“Why would that be anyone’s business?” he told a columnist. “I think there are certain subjects that are simply not relevant, and this is one of them.”
But in a world where activists have the ability to instantly hold politicians accountable for any inconsistency between their public actions and personal behavior, some say sexual orientation is entirely relevant.
West Sacramento Mayor Christopher Cabaldon, an openly gay Democrat, told The Bee and other media he had spotted Ashburn at other gay bars in Sacramento in recent months.
“I don’t think it’s a scandal for an elected official to be gay,” Cabaldon said. “But if you’re going to vote against every piece of hate-crimes legislation (to protect gays), that’s hypocritical.”
In the interview, Ashburn said he didn’t believe he had been a staunch anti-gay activist, insisting the way he had voted on social issues reflected his constituents’ views.
Ashburn, who is in his last year representing a bedrock conservative region, organized a Traditional Values Coalition rally in Bakersfield in 2005 to support a proposed constitutional amendment that year to prohibit gay marriage.
Ashburn also touted his support for Proposition 22, [an anti-]gay-marriage ballot initiative, calling himself a co-sponsor at the 2000 measure.
Equality California, a gay rights group, gave Ashburn a “zero percent” for his 2009 voting record.
Ashburn voted against bills that included expanding California’s mental health services for gay youths and measures to protect gay prisoners from violence – which won some GOP votes – and creating a day to honor slain gay activist Harvey Milk.
An Ashburn aide said Friday the senator had no response to questions about his sexual orientation, adding that aides didn’t know if Ashburn would appear Monday for a Senate floor session….
Ashburn is a textbook case right out of the excellent documentary “Outrage”: A closeted, usually Repugnican politician who works against equal human and civil rights for non-heterosexuals. A despicable fucking hypocrite and a fucking traitor to his tribe.
Yes, Assburn, if you are a non-heterosexual legislator who votes against equal human and civil rights for non-heterosexuals, then your sexual orientation is quite relevant, quite relevant to those whose equal human and civil rights you are obstructing because you are ashamed of your own sexual orientation.
And if you are a non-heterosexual man posing as heterosexual but you sexually harass your male co-workers or your male underlings (as has happened to me at the workplace, so I know something about this), then your sexual orientation is relevant; you have made it quite relevant to the victims of your sexual harassment.
And if you are a non-heterosexual male but you have heterosexually married and have had children, guess what? Your sexual orientation is quite relevant to your wife and kids.

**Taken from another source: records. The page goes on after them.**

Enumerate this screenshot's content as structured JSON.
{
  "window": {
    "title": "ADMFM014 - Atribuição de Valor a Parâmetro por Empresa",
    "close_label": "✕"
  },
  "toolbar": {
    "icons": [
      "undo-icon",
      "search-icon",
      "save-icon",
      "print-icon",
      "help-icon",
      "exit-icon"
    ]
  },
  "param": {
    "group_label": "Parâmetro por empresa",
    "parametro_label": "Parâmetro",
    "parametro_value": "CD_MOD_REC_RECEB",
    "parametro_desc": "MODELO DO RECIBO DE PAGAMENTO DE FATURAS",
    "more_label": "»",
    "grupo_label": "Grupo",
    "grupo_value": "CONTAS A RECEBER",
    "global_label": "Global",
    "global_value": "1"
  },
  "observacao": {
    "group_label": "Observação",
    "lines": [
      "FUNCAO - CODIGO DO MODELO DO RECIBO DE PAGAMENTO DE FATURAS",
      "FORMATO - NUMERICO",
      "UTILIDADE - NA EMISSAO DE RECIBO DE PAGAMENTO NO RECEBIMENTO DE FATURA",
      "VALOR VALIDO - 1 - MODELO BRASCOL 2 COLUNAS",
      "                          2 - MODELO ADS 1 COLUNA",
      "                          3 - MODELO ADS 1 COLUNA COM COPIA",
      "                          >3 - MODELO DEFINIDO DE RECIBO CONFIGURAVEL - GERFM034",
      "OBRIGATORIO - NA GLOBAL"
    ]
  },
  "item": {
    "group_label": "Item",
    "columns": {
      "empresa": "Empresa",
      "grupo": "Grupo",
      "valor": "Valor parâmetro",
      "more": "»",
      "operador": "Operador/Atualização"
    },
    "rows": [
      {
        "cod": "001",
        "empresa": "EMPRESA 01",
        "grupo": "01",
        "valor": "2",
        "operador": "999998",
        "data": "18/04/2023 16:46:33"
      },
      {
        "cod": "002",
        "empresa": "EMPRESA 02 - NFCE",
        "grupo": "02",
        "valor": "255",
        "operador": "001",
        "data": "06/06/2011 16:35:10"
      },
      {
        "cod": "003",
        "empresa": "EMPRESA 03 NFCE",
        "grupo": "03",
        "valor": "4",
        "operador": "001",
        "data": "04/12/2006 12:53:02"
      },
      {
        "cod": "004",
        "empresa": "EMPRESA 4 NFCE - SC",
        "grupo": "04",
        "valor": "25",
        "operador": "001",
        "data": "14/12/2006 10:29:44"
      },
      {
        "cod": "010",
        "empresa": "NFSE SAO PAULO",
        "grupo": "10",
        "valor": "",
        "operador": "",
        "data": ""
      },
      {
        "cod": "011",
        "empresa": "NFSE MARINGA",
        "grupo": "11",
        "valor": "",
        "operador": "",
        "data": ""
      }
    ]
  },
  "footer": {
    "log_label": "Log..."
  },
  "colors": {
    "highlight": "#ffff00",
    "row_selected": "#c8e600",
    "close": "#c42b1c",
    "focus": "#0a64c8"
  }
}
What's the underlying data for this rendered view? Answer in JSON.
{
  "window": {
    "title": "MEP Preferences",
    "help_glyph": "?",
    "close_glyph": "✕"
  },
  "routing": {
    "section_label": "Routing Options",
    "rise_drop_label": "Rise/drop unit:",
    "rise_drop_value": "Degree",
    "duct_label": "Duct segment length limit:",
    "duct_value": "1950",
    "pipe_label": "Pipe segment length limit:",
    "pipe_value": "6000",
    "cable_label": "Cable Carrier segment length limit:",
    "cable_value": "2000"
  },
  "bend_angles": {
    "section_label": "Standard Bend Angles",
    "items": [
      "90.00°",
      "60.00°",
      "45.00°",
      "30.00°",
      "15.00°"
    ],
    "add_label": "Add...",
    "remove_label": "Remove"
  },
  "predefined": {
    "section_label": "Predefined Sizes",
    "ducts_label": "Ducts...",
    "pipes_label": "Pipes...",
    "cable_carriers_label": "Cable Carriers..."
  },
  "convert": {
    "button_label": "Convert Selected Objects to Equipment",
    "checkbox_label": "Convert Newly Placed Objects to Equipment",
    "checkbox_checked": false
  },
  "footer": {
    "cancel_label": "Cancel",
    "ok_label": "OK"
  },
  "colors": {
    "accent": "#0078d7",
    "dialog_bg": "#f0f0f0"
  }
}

If you are a closet case who actually manages to keep your sexual orientation entirely to yourself — which is damn near impossible, unless you live alone in a remote cave, as we are a social species — then perhaps we can say that your sexual orientation is “irrelevant.” (After all, if one actually is asexual or nearly so, then one’s sexual orientation indeed would be fairly irrelevant, at least to other people.)
Those who maintain that one’s sexual orientation is “private” or “irrelevant” or the like — especially when one has made his or her sexual orientation other people’s business — are homophobes.

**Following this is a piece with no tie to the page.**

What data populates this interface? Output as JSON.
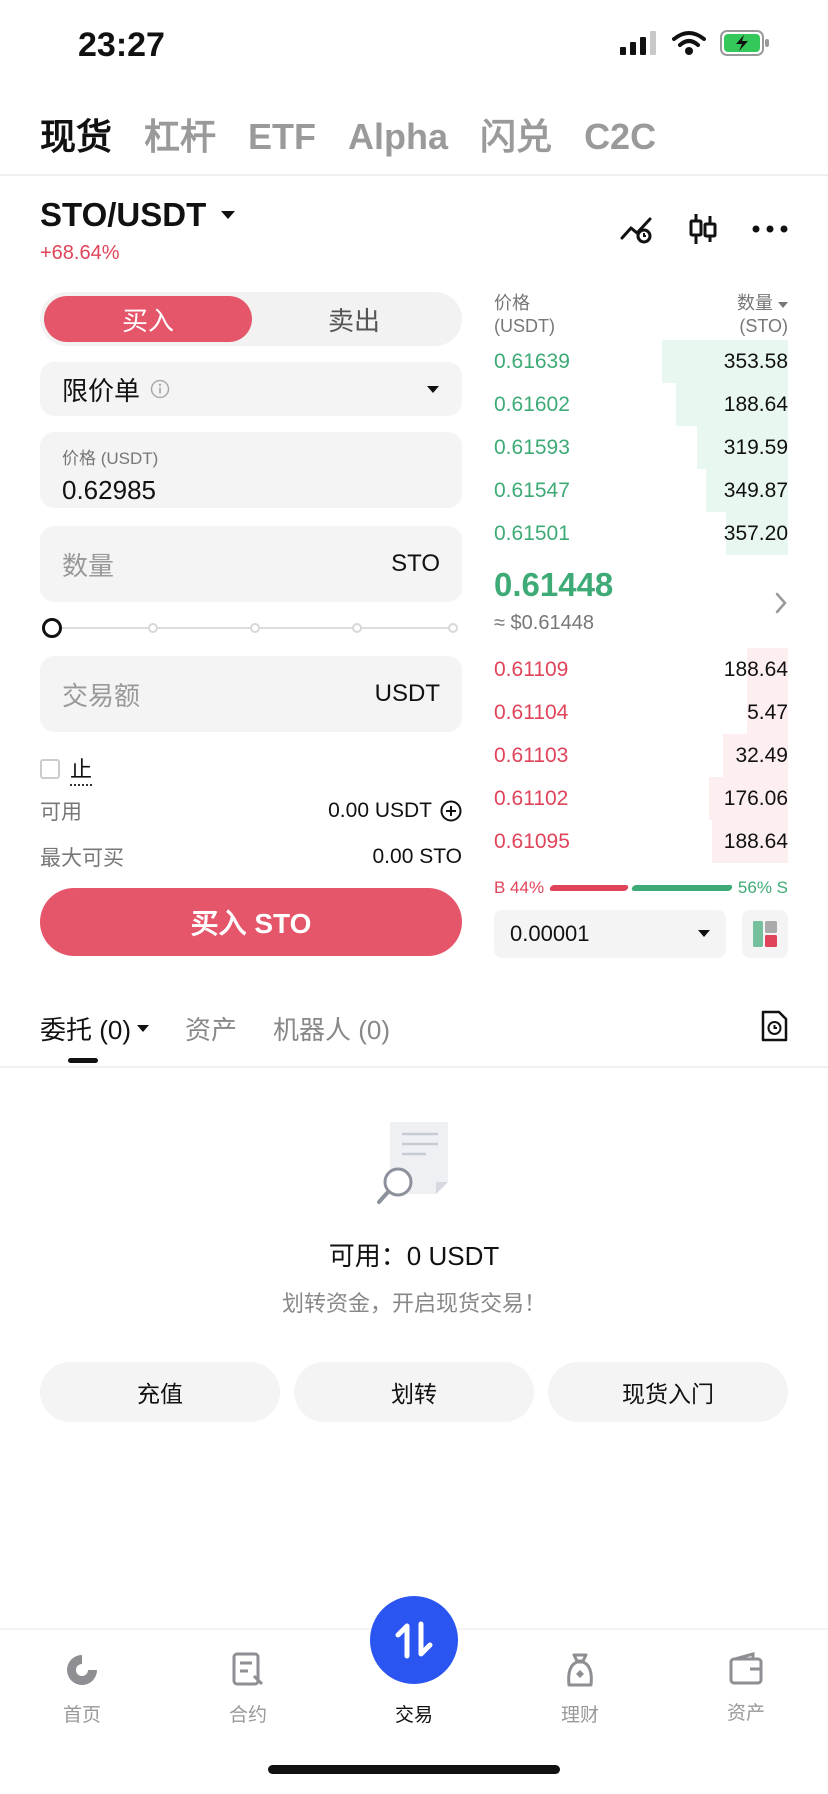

The only reason that you would maintain that something as basic to oneself as one’s sexual orientation is “private” or “no one’s business” or “irrelevant” or the like is that your core belief about non-heterosexuality is that it is wrong and shameful.
You only enshroud in darkness that which you believe does not belong in the light.
There is nothing wrong with or shameful about non-heterosexuality.
There is something wrong with lying, such as lying about one’s sexual orientation, and there is something wrong with misusing one’s sexual power, such as in the case of sexual harassment.
That is the lesson that we need to take away from the gay political sex scandals.
As long as non-heterosexuality itself remains stigmatized, closet cases will continue to do their damage to others.